Like the invoicing system the purchase order side needs to query the database fetching PO data for conversion to EDI and transmission to the trading partner. I’ve been looking for clean ways to produce XML from a SqlDataReader and discovered this post by Roy Osherove. IMO, the interesting piece of that post isn’t necessarily Roy’s VB code but what’s found in the comments. Specifically, the comment I’m referring to is related to using a DbDataAdapter descendent like this:

public class DataReaderAdapter : DbDataAdapter { public int FillFromReader(DataTable dataTable, IDataReader dataReader) { return this.Fill(dataTable, dataReader); } protected override RowUpdatedEventArgs CreateRowUpdatedEvent(
DataRow dataRow,
IDbCommand command, StatementType statementType,
DataTableMapping tableMapping)
{ return null; } protected override RowUpdatingEventArgs CreateRowUpdatingEvent(
DataRow dataRow,
IDbCommand command, StatementType statementType,
DataTableMapping tableMapping)
{ return null; } protected override void OnRowUpdated(RowUpdatedEventArgs value) { } protected override void OnRowUpdating(RowUpdatingEventArgs value) { } }

A descendent is necessary here to help expose the inherited, protected Fill(…) method. Once you have the data in a DataTable you can simply call WriteXml() and viola! But there is an easier way (at least for MSSQL)!

Fetching XML from SQL Server using “FOR XML”

After mentioning the above to John Waters, Falafel’s CTO, he proposed querying directly FOR XML (literally), an MSSQL feature I wasn’t unaware of (no surprise there having been a non-database guy for so long). Using SqlCommand’s ExecuteXmlReader makes creating an XmlDocument very easy as you can see below. Simply setup the SqlCommand normally and use its ExecuteXmlReader() method:

using (XmlReader reader= command.ExecuteXmlReader())
{
   try
    {
       reader.Read();
       return new XmlDocument().Load(reader);
    }
   finally
    {
        reader.Close();
    }
}

The SQL statement looks like this:

1 SELECT * FROM SA_OrderHeader WHERE OrderHeaderID = @OrderHeaderID FOR XML, AUTO ROOT('details')

Notice “AUTO ROOT” which allows you to control the name of the root node of the returned XML document, very handy.

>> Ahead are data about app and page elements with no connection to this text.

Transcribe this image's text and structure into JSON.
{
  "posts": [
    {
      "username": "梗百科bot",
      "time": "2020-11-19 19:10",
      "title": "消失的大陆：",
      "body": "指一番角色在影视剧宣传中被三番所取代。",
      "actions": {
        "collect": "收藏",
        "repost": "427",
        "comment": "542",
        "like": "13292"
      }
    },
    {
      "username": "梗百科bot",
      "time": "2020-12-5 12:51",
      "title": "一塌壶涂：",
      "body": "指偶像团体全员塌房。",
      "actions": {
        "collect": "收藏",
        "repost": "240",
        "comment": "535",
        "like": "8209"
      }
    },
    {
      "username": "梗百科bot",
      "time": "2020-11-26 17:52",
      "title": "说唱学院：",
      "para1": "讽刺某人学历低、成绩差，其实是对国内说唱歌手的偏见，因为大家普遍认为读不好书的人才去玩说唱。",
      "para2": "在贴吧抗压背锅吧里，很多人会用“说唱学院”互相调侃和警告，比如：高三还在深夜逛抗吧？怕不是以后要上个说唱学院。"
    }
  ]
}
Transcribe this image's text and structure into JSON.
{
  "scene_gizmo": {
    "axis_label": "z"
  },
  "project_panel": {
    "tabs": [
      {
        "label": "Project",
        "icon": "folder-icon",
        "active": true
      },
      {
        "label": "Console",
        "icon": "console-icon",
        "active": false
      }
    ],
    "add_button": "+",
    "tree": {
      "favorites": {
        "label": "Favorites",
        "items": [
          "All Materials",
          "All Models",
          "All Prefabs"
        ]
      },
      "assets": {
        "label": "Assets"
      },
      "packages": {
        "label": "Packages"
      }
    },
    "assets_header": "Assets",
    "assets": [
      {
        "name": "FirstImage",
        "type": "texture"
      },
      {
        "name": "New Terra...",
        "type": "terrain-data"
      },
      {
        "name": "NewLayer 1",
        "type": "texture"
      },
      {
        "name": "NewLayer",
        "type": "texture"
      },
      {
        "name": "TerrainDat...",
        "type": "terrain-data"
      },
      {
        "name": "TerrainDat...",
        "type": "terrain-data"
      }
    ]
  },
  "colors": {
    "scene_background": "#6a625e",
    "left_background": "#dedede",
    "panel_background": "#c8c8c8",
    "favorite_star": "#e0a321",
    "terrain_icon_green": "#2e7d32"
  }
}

Having said all this I’m sure there are other ways to accomplish the same thing so please let me know what you’ve come up with.